Whether you are or at tax time these tools can help. If you have a healthy fear of owing the IRS (it only took once to scar me for life) then it’s ok to take baby steps. If the calculator is telling you that you can take 5 allowances do 4 and see what happens when you file. Another option is to take the 5 but withhold an additional amount just in case. I’d recommend not adding any more than $25 per month as anything above that kind of defeats the purpose of putting more money in your pocket throughout the year. The great thing about the W-4 is that you can change it as often as you want throughout the year at any time. Yes, it’s basically like doing your income taxes yourself, but I personally enjoy going through this exercise and think that everyone should have at least this level of knowledge about their tax situation. If you’re a little nervous that you didn’t get it right run your numbers through the calculator every 4 months and adjust accordingly. Be sure to make changes in your W-4 if you have major life changes such as marriage, divorce, more dependents, extra jobs, or a major increase in deductions (i.e. you buy a house or start giving a whole lot more to charity).
Ultimately, you want your money up front so that you can reduce the amount of interest you pay on debt (the sooner you pay it the less principal is accruing interest) or increase the amount of interest you earn (the sooner you invest the greater the return) in investments or to just give yourself some more discretionary funds. If you typically used your tax refund to pay for vacations or were going to use it to purchase a new vehicle you are still better off getting more money each month and direct depositing it into a free Capital One 360, Ally, or even a One United Unity E-Gold (bank Black ) savings account where you’d annually earn .75%, 1.2%, or .4%, respectively. If you’re scared you’ll spend it just decline the ATM card and don’t connect it to any of your other bank accounts until you’re ready to purchase that vehicle or those flights. Also, please know that I am not an accountant or tax professional. If this is all new to you then I strongly suggest sitting down with someone licensed to do this and work through your numbers. Tell them your over/under goal and check your estimates against their recommendation.

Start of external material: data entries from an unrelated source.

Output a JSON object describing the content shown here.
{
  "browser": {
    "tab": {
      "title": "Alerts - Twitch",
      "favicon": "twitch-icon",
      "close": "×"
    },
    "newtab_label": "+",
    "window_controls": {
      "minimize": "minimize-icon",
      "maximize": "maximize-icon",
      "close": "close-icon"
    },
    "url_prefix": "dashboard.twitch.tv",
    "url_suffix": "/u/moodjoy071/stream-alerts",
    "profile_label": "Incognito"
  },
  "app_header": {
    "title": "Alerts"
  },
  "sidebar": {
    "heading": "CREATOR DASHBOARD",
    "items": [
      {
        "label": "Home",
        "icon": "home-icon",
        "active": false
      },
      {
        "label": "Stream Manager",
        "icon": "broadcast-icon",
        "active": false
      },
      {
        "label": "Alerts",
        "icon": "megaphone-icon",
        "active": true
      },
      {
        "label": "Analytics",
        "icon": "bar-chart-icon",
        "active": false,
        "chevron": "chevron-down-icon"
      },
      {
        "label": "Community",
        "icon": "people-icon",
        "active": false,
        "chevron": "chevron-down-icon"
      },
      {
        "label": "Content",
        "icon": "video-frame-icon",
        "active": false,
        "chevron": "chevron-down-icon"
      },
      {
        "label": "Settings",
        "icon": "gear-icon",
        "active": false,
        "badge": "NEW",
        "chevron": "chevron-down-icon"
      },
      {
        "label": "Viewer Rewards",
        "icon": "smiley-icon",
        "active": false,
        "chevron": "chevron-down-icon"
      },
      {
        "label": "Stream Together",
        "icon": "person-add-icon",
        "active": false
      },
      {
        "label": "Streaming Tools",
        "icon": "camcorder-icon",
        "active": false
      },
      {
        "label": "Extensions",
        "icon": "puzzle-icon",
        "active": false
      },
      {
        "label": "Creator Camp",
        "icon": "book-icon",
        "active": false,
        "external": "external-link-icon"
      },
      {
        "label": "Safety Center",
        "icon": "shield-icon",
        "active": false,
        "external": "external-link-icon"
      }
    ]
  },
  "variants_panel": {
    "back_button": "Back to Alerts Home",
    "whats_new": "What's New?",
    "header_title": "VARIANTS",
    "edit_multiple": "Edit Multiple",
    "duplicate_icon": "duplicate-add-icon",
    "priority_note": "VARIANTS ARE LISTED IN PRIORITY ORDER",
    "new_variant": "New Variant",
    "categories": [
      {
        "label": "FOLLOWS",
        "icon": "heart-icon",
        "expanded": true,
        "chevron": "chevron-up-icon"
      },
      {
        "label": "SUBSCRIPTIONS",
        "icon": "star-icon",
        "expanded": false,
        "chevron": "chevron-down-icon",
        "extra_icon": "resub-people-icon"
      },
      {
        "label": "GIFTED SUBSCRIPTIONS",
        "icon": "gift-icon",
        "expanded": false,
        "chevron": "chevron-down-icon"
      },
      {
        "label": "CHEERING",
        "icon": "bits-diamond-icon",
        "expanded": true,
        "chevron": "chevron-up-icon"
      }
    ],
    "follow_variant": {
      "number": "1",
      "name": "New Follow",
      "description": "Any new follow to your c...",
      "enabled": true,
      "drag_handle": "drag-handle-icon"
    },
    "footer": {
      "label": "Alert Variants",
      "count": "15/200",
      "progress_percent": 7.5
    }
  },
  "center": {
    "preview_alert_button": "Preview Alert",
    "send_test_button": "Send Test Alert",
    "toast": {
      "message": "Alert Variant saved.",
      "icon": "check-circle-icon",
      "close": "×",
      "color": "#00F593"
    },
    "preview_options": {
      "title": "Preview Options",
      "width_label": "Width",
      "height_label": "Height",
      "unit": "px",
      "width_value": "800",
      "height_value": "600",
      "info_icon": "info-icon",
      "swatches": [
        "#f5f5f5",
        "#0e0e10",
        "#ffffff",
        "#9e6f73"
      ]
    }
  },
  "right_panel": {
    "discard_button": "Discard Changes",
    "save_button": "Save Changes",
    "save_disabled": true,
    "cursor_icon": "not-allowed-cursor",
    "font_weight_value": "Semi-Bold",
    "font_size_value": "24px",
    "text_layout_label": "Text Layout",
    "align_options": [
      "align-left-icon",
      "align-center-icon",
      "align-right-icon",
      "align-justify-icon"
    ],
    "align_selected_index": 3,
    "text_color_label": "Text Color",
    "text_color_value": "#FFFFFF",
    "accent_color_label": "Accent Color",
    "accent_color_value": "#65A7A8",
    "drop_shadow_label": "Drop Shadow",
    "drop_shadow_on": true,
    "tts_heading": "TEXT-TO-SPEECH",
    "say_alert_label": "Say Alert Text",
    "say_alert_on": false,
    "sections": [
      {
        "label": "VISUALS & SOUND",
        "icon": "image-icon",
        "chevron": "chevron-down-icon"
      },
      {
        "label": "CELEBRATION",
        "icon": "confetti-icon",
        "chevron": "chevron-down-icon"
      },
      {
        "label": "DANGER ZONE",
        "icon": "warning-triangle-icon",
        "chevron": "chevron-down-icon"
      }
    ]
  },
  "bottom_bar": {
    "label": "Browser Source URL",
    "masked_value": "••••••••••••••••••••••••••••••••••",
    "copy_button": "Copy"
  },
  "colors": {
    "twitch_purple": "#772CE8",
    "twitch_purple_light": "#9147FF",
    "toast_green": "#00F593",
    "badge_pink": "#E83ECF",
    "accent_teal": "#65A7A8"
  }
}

I will tell you right now that if you’re used to “getting money,” you will feel some kind of way when your cousin ReeRee gets her $5,000 refund. Just remember that ReeRee likely has to pay off the Christmas layaway and get current on her light bill with that money while you were able to pay less in taxes and make a 10% return because you got your money when you earned it and were able to invest in a traditional IRA.